Items from a data source:
=-=-=
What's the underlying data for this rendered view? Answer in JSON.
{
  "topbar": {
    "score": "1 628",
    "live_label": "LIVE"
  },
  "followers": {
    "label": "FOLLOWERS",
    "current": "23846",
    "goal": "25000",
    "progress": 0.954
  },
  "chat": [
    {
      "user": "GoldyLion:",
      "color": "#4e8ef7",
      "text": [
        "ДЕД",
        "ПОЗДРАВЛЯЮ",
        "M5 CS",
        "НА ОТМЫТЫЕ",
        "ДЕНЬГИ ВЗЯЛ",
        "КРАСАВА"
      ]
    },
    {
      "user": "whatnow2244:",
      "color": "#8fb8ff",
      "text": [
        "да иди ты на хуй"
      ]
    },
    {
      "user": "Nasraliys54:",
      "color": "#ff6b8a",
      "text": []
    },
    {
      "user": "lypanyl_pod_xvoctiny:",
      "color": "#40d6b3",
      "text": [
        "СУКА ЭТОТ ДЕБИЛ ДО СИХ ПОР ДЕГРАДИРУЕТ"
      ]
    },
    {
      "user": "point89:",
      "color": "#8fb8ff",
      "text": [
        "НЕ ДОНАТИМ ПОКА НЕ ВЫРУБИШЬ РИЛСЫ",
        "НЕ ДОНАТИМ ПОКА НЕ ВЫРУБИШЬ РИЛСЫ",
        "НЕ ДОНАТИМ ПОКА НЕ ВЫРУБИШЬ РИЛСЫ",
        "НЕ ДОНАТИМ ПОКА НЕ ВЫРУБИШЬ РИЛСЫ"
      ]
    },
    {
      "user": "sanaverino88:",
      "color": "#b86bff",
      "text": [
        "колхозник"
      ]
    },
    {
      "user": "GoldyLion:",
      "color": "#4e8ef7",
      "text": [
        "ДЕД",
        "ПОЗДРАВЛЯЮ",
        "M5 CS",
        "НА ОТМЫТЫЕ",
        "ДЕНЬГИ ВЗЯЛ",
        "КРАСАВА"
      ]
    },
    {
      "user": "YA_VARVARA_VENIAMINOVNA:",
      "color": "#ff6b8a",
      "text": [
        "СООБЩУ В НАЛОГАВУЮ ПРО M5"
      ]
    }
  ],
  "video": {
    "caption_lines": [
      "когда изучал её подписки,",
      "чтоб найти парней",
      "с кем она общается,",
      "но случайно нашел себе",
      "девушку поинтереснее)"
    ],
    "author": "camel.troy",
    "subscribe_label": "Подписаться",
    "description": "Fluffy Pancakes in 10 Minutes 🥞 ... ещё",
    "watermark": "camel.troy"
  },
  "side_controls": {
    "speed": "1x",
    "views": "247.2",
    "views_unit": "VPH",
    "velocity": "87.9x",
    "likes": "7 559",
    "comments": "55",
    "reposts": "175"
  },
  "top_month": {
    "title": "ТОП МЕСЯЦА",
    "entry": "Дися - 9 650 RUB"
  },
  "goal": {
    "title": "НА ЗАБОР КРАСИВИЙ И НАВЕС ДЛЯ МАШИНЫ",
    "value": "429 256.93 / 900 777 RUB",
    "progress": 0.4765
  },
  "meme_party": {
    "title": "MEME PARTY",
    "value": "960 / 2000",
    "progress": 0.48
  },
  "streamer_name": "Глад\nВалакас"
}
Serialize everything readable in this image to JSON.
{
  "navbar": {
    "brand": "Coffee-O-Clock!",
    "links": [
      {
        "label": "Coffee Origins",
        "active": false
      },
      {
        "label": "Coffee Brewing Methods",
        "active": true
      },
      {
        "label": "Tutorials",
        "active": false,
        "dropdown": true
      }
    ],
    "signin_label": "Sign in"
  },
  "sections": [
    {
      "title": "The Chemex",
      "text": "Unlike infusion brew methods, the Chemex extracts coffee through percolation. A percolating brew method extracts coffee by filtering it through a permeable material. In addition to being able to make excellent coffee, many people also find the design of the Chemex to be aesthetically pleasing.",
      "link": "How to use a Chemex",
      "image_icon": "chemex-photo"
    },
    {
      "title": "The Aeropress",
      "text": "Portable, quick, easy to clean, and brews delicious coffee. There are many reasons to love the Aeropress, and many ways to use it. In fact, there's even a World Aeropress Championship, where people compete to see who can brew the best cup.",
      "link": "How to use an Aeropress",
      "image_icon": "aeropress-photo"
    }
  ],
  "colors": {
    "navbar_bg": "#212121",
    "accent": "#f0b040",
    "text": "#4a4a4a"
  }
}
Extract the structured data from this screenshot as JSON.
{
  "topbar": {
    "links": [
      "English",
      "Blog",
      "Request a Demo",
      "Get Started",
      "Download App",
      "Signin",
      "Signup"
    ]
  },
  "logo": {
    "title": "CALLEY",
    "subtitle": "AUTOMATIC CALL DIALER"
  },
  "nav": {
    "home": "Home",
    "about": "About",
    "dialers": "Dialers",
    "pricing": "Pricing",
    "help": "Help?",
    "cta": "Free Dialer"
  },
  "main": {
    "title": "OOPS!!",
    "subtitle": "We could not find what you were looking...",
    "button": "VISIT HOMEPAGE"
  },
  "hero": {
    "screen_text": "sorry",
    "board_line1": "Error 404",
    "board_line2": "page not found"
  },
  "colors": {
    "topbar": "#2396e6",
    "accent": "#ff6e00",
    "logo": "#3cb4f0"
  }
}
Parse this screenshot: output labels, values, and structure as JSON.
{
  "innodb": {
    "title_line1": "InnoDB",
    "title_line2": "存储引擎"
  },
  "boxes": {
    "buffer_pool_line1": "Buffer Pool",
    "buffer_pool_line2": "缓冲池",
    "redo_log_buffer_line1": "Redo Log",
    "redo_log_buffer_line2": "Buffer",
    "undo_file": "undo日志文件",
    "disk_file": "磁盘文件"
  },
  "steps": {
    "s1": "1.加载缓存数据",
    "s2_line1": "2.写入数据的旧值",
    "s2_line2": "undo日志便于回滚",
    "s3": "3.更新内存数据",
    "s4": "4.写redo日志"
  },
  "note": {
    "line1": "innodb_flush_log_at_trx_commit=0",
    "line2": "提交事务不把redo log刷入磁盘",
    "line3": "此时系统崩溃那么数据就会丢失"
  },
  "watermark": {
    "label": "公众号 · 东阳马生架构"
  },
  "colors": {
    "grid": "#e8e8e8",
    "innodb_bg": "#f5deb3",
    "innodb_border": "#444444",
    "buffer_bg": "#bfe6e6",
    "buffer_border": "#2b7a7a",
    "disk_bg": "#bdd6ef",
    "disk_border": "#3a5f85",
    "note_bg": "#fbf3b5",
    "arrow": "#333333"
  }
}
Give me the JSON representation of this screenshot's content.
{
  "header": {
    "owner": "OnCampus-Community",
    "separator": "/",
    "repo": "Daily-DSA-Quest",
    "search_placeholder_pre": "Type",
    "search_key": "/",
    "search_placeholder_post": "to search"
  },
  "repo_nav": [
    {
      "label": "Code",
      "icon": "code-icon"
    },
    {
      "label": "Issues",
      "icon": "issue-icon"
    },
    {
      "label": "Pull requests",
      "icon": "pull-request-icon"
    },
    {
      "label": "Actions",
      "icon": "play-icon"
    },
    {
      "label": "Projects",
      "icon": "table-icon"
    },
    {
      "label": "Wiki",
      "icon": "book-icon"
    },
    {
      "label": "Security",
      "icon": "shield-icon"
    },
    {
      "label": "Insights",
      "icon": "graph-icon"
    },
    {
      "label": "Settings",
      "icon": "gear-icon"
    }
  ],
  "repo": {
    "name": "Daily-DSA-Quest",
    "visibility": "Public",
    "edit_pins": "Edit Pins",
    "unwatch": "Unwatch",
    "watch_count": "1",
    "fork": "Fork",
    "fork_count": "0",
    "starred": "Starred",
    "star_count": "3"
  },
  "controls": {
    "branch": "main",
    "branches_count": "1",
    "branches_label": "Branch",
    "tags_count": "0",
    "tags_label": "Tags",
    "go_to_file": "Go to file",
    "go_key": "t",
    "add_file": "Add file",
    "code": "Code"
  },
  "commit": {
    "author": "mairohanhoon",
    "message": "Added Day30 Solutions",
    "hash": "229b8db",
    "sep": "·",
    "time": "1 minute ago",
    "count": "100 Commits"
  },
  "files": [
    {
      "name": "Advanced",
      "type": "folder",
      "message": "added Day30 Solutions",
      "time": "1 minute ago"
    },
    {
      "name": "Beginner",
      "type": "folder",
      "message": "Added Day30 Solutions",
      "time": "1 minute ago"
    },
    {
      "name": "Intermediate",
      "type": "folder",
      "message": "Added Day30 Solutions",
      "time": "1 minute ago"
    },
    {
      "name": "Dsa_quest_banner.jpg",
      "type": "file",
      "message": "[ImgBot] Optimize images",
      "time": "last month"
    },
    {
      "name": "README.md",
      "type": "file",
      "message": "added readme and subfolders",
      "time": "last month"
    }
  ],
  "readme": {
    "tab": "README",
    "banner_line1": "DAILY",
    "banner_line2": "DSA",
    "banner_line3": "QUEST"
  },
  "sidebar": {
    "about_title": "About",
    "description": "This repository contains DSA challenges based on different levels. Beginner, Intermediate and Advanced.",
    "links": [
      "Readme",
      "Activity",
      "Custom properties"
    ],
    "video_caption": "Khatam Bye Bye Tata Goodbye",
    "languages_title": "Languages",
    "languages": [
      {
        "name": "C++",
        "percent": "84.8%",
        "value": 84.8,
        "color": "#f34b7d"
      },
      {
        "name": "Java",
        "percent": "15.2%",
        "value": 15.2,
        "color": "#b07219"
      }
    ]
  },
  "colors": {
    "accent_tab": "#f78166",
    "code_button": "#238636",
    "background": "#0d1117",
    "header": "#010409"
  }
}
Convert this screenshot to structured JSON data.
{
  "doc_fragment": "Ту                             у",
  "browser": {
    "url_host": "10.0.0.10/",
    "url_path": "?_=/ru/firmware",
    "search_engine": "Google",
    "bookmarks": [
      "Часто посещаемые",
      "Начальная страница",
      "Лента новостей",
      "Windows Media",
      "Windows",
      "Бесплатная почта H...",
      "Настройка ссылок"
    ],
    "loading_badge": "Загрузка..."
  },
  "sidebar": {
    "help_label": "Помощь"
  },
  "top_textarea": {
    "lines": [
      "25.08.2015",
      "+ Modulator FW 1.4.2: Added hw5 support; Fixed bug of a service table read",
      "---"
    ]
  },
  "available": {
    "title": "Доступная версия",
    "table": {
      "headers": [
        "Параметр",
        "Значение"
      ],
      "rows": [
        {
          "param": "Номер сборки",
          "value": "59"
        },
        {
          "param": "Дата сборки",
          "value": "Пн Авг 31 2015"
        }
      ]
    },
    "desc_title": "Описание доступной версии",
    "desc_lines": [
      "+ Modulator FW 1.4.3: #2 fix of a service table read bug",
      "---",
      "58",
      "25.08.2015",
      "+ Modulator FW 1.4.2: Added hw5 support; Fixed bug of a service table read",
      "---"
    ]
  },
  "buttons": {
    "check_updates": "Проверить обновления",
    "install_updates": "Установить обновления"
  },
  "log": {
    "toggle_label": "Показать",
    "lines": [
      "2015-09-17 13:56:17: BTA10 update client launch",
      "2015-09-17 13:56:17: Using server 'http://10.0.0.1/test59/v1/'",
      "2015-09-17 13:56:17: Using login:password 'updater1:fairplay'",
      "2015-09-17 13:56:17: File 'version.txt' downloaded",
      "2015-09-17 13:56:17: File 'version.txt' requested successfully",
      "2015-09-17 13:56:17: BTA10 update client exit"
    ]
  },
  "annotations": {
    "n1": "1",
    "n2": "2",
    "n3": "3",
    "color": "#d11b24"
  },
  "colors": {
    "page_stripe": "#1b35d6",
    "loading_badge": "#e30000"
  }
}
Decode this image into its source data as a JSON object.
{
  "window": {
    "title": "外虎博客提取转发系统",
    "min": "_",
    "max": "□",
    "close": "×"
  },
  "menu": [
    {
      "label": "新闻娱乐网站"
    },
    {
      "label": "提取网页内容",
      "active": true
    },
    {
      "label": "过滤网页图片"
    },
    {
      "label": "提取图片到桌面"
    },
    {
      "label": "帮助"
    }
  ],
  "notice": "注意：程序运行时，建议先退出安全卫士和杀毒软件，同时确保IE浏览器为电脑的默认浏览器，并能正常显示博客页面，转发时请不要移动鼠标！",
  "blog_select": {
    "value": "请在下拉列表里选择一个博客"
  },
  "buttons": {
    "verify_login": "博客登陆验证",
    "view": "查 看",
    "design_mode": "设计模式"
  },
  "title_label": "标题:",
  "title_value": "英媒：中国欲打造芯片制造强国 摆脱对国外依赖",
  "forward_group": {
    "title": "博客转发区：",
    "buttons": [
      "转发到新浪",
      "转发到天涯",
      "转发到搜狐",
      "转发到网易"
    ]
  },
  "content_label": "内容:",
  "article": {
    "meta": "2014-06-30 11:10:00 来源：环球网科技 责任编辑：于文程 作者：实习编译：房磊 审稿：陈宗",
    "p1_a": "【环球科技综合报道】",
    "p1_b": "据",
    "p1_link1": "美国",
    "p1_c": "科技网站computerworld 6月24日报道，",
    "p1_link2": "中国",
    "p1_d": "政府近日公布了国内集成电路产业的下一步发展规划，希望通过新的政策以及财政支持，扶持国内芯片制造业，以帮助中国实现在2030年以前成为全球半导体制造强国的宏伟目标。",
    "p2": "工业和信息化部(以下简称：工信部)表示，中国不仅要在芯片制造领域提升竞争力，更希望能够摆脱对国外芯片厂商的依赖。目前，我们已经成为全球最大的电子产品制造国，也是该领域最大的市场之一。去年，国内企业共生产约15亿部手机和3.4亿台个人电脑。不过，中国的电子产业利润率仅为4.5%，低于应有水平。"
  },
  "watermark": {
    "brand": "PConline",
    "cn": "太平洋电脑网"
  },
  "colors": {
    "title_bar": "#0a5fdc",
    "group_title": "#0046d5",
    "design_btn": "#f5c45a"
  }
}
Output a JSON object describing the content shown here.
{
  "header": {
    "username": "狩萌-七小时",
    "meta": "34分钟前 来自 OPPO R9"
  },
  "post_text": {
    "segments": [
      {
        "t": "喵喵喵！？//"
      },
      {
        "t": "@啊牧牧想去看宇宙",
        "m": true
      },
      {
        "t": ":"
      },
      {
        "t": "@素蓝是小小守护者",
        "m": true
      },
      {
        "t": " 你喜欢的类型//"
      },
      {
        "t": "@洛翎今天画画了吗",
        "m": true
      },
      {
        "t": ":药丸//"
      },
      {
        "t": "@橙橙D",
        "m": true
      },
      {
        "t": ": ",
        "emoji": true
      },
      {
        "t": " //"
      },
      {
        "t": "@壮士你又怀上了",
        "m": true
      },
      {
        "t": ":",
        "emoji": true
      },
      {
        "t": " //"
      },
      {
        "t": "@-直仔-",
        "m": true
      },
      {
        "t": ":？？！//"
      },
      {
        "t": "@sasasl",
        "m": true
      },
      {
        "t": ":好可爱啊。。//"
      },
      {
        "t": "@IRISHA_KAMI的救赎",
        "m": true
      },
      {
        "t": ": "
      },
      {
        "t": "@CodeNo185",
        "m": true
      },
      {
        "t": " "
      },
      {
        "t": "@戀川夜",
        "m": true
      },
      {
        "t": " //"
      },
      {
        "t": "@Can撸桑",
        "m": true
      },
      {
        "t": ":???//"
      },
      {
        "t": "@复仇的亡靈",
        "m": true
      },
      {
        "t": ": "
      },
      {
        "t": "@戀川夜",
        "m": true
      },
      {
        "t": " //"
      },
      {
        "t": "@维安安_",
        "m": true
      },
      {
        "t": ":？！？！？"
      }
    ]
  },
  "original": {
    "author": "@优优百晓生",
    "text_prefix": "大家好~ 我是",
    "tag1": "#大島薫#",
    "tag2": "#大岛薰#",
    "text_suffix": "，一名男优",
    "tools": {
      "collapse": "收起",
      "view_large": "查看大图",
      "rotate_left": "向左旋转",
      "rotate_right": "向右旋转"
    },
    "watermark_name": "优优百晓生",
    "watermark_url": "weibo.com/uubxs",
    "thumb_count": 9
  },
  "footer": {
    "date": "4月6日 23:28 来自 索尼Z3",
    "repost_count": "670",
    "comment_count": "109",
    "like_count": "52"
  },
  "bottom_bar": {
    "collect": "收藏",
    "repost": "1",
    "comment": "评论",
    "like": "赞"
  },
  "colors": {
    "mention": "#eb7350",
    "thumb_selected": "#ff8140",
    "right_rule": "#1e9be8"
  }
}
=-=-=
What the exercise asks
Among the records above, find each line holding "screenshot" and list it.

Expected answer
Extract the structured data from this screenshot as JSON.
Parse this screenshot: output labels, values, and structure as JSON.
Give me the JSON representation of this screenshot's content.
Convert this screenshot to structured JSON data.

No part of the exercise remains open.